Saudi Arabia agreed to purchase Russia’s advanced S-400 Triumph missile-defense system on Thursday during King Salman’s visit to Moscow.
The agreement marked the second time in the last month that a US ally has agreed to purchase the S-400 system from Moscow.
In September, Turkey finalized and made a deposit on a $2.5 billion deal for the S-400, deepening tensions between Washington and Ankara.
The S-400 is a very capable missile-defense system, somewhat comparable to the US’s MIM-104 Patriot, according to CSIS.
Here’s what it can do.
The S-400 Triumph, which NATO calls the SA-21 Growler, is a fourth-generation long-range missile-defense system that Russia began developing in 1993.
It’s also the successor to the S-200 and S-300 air-defense systems and became operational in 2007.
It’s capable of taking out aircraft, drones, cruise missiles, and ballistic missiles in the terminal phase.
However, it does not have a hit-to-kill ballistic-missile-defense technology, which means it can’t physically collide with incoming warheads.

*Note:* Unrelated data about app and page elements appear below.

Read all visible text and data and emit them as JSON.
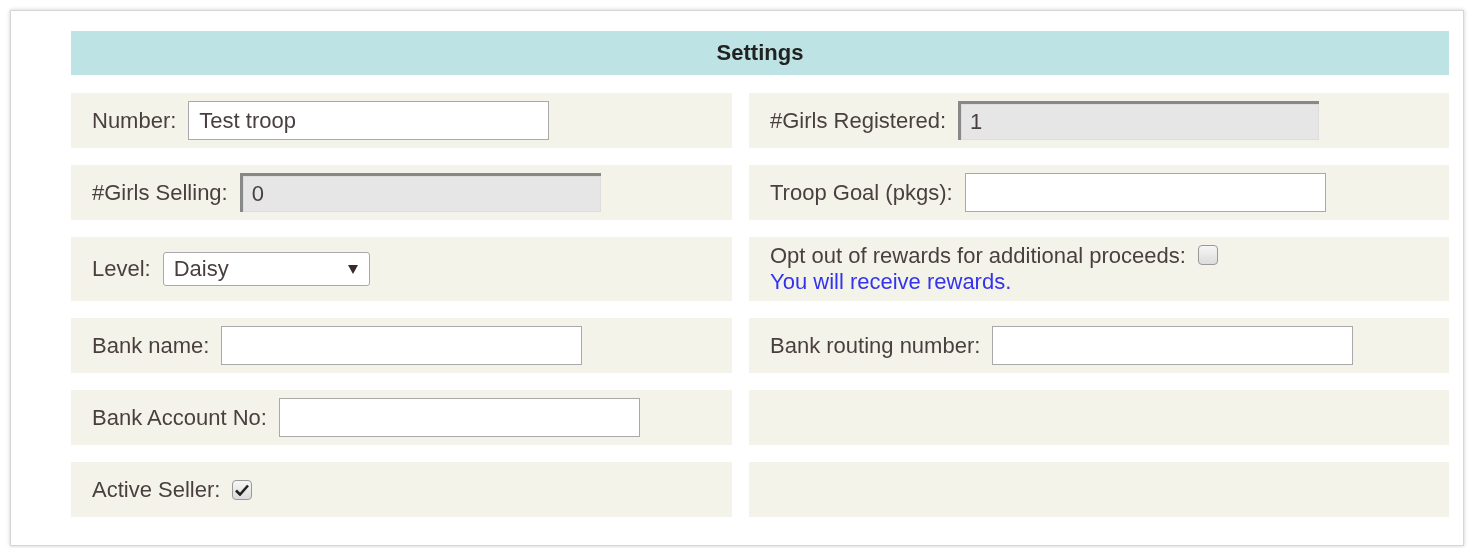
{
  "header": {
    "title": "Settings"
  },
  "rows": [
    [
      {
        "kind": "text",
        "label": "Number:",
        "value": "Test troop",
        "readonly": false
      },
      {
        "kind": "text",
        "label": "#Girls Registered:",
        "value": "1",
        "readonly": true
      }
    ],
    [
      {
        "kind": "text",
        "label": "#Girls Selling:",
        "value": "0",
        "readonly": true
      },
      {
        "kind": "text",
        "label": "Troop Goal (pkgs):",
        "readonly": false
      }
    ],
    [
      {
        "kind": "select",
        "label": "Level:",
        "value": "Daisy"
      },
      {
        "kind": "checkbox",
        "label": "Opt out of rewards for additional proceeds:",
        "checked": false,
        "note": "You will receive rewards."
      }
    ],
    [
      {
        "kind": "text",
        "label": "Bank name:",
        "readonly": false
      },
      {
        "kind": "text",
        "label": "Bank routing number:",
        "readonly": false
      }
    ],
    [
      {
        "kind": "text",
        "label": "Bank Account No:",
        "readonly": false
      },
      {
        "kind": "empty"
      }
    ],
    [
      {
        "kind": "checkbox",
        "label": "Active Seller:",
        "checked": true
      },
      {
        "kind": "empty"
      }
    ]
  ]
}
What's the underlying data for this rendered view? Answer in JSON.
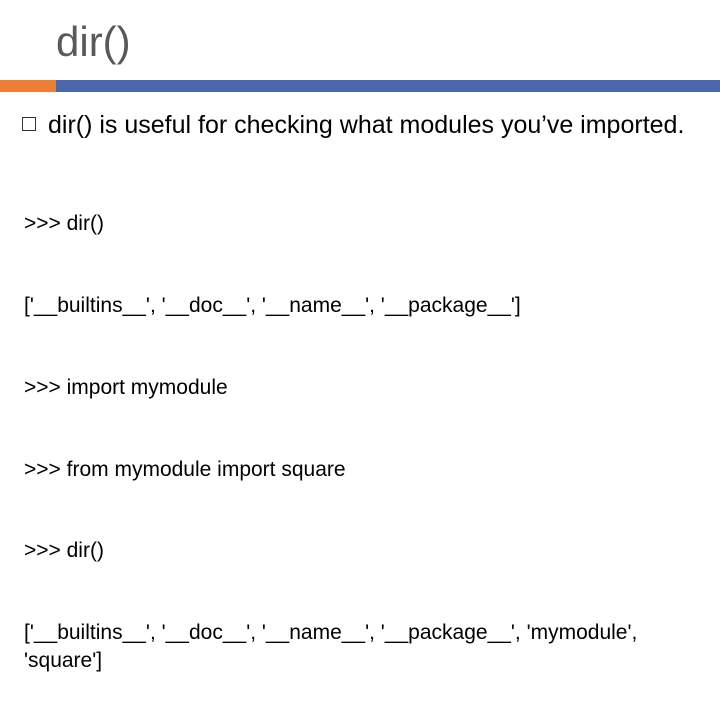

The S-400 has a range of about 150 miles to 249 miles.
On the low-end range of 150 miles are the 48N6 missiles, which have 315-pound fragmentation warheads and can also hit ballistic missiles across a 37-mile radius.
On the high end of that range are the 40N6 missiles, but their deployment and true capabilities are unknown.
Russia is also testing the 77N6, designed specifically to take out ballistic missiles with hit-to-kill technology.
Below is the S-400’s radar, which can detect targets up to about 373 miles.
S-400s are currently deployed in Kaliningrad, Syria, and Crimea.
The CSIS map below shows where Russia’s and NATO’s air-defense systems are deployed. (The interactive map is linked below).
You can see the full interactive map here.